___ Source records ___

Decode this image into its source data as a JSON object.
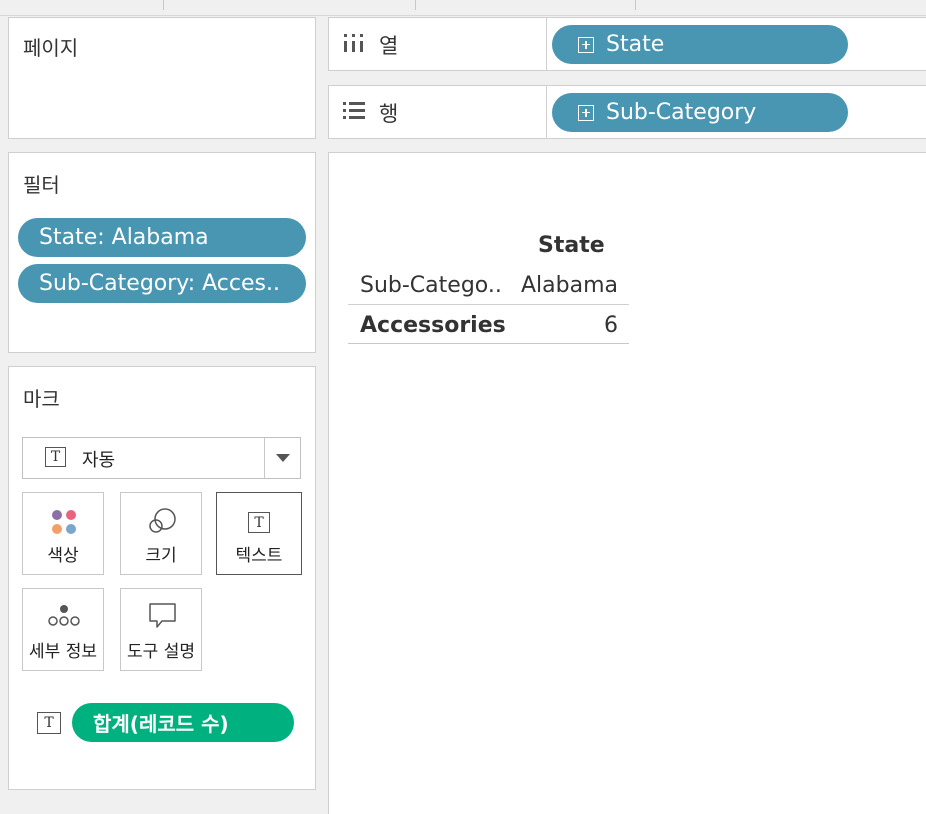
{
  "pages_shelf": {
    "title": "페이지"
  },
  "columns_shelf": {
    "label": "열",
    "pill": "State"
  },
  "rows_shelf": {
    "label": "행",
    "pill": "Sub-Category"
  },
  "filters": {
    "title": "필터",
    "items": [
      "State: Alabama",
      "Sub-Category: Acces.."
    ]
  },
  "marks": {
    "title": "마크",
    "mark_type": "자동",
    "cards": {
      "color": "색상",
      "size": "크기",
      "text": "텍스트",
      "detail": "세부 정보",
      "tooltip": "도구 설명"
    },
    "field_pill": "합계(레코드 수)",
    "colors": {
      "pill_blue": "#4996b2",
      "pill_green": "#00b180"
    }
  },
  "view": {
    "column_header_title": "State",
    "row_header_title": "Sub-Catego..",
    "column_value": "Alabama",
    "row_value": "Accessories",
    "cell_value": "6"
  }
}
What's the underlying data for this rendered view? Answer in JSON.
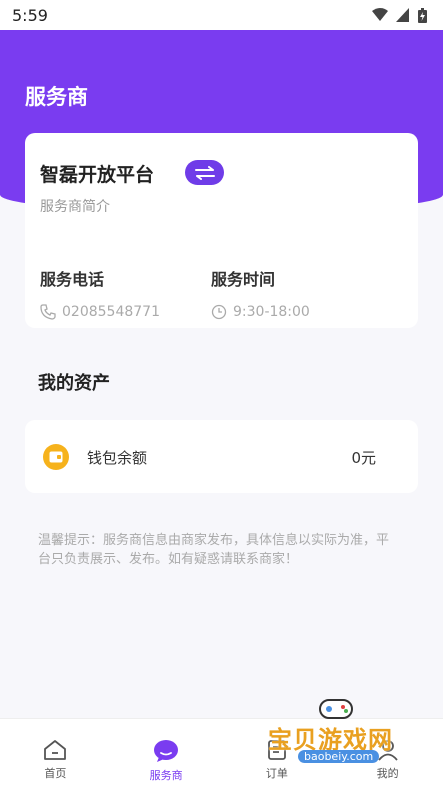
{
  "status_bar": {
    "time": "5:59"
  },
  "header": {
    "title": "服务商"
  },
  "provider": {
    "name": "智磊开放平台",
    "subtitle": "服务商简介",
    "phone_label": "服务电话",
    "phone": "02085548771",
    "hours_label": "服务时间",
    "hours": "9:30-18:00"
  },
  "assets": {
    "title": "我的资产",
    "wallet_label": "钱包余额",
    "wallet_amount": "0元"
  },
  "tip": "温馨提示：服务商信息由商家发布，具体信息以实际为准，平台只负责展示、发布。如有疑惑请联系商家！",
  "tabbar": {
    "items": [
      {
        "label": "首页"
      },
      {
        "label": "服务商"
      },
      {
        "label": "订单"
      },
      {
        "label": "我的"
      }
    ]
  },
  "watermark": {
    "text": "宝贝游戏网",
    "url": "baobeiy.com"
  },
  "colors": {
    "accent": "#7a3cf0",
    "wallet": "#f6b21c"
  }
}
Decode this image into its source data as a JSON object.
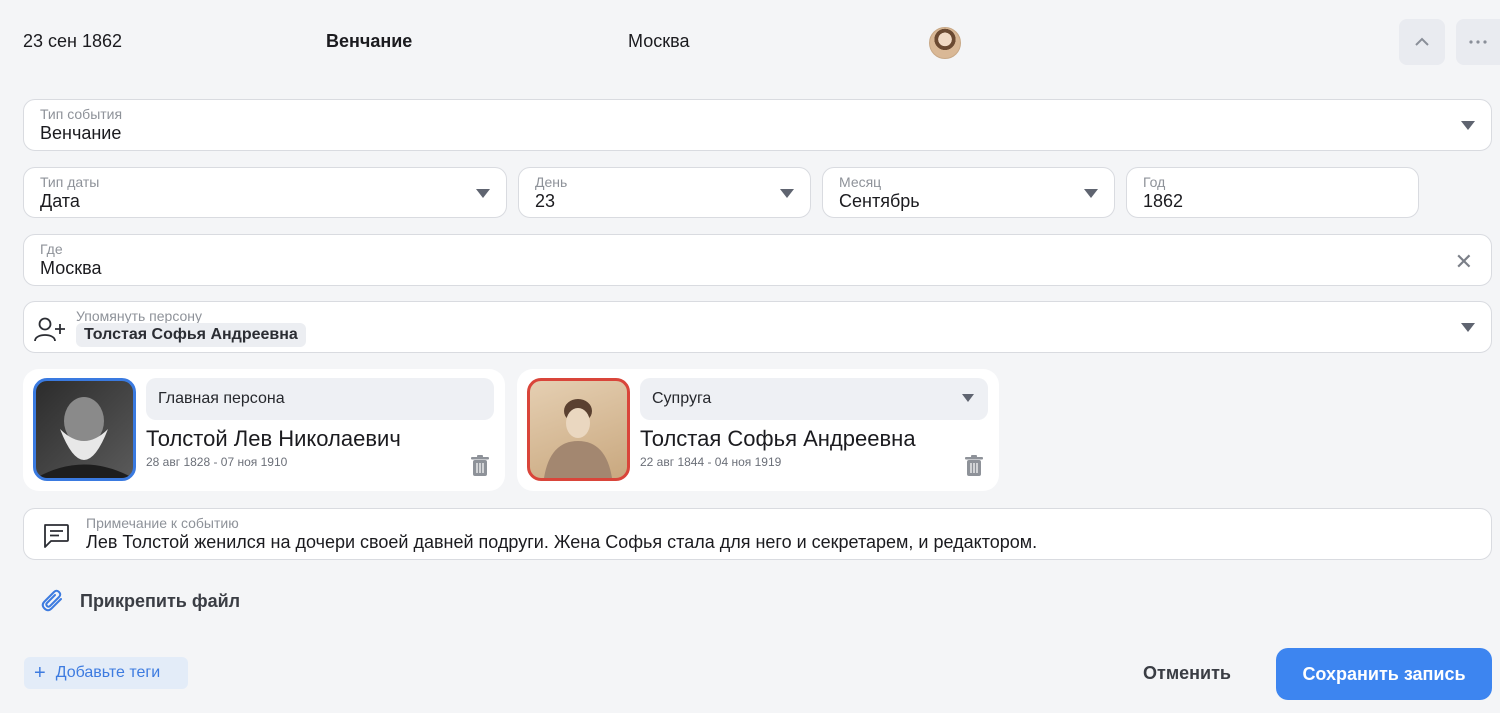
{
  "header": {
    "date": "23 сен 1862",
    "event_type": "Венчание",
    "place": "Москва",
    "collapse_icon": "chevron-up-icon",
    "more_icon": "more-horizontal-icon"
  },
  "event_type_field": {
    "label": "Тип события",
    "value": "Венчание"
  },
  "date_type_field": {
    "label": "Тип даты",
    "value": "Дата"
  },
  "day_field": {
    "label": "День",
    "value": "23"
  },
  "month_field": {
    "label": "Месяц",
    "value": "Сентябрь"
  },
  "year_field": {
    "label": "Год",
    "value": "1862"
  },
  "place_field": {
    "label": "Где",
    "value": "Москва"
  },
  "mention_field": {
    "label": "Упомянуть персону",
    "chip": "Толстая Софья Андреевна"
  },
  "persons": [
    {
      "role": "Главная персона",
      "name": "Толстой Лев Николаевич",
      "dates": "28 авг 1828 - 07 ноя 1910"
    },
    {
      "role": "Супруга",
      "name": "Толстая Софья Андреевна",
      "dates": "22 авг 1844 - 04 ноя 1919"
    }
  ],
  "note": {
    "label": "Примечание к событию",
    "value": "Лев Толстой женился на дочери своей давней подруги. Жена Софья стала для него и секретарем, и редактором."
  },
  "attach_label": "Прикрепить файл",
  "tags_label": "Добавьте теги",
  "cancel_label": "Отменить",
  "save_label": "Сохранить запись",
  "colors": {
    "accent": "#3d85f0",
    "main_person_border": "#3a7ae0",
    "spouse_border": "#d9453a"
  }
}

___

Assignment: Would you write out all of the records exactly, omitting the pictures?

Result of this exercise:
Decode this image into its source data as a JSON object.
{
  "pages_shelf": {
    "title": "페이지"
  },
  "columns_shelf": {
    "label": "열",
    "pill": "State"
  },
  "rows_shelf": {
    "label": "행",
    "pill": "Sub-Category"
  },
  "filters": {
    "title": "필터",
    "items": [
      "State: Alabama",
      "Sub-Category: Acces.."
    ]
  },
  "marks": {
    "title": "마크",
    "mark_type": "자동",
    "cards": {
      "color": "색상",
      "size": "크기",
      "text": "텍스트",
      "detail": "세부 정보",
      "tooltip": "도구 설명"
    },
    "field_pill": "합계(레코드 수)",
    "colors": {
      "pill_blue": "#4996b2",
      "pill_green": "#00b180"
    }
  },
  "view": {
    "column_header_title": "State",
    "row_header_title": "Sub-Catego..",
    "column_value": "Alabama",
    "row_value": "Accessories",
    "cell_value": "6"
  }
}
What's the underlying data for this rendered view? Answer in JSON.
{
  "status_bar": {
    "time": "5:59"
  },
  "header": {
    "title": "服务商"
  },
  "provider": {
    "name": "智磊开放平台",
    "subtitle": "服务商简介",
    "phone_label": "服务电话",
    "phone": "02085548771",
    "hours_label": "服务时间",
    "hours": "9:30-18:00"
  },
  "assets": {
    "title": "我的资产",
    "wallet_label": "钱包余额",
    "wallet_amount": "0元"
  },
  "tip": "温馨提示：服务商信息由商家发布，具体信息以实际为准，平台只负责展示、发布。如有疑惑请联系商家！",
  "tabbar": {
    "items": [
      {
        "label": "首页"
      },
      {
        "label": "服务商"
      },
      {
        "label": "订单"
      },
      {
        "label": "我的"
      }
    ]
  },
  "watermark": {
    "text": "宝贝游戏网",
    "url": "baobeiy.com"
  },
  "colors": {
    "accent": "#7a3cf0",
    "wallet": "#f6b21c"
  }
}
Decode this image into its source data as a JSON object.
{
  "header": {
    "date": "23 сен 1862",
    "event_type": "Венчание",
    "place": "Москва",
    "collapse_icon": "chevron-up-icon",
    "more_icon": "more-horizontal-icon"
  },
  "event_type_field": {
    "label": "Тип события",
    "value": "Венчание"
  },
  "date_type_field": {
    "label": "Тип даты",
    "value": "Дата"
  },
  "day_field": {
    "label": "День",
    "value": "23"
  },
  "month_field": {
    "label": "Месяц",
    "value": "Сентябрь"
  },
  "year_field": {
    "label": "Год",
    "value": "1862"
  },
  "place_field": {
    "label": "Где",
    "value": "Москва"
  },
  "mention_field": {
    "label": "Упомянуть персону",
    "chip": "Толстая Софья Андреевна"
  },
  "persons": [
    {
      "role": "Главная персона",
      "name": "Толстой Лев Николаевич",
      "dates": "28 авг 1828 - 07 ноя 1910"
    },
    {
      "role": "Супруга",
      "name": "Толстая Софья Андреевна",
      "dates": "22 авг 1844 - 04 ноя 1919"
    }
  ],
  "note": {
    "label": "Примечание к событию",
    "value": "Лев Толстой женился на дочери своей давней подруги. Жена Софья стала для него и секретарем, и редактором."
  },
  "attach_label": "Прикрепить файл",
  "tags_label": "Добавьте теги",
  "cancel_label": "Отменить",
  "save_label": "Сохранить запись",
  "colors": {
    "accent": "#3d85f0",
    "main_person_border": "#3a7ae0",
    "spouse_border": "#d9453a"
  }
}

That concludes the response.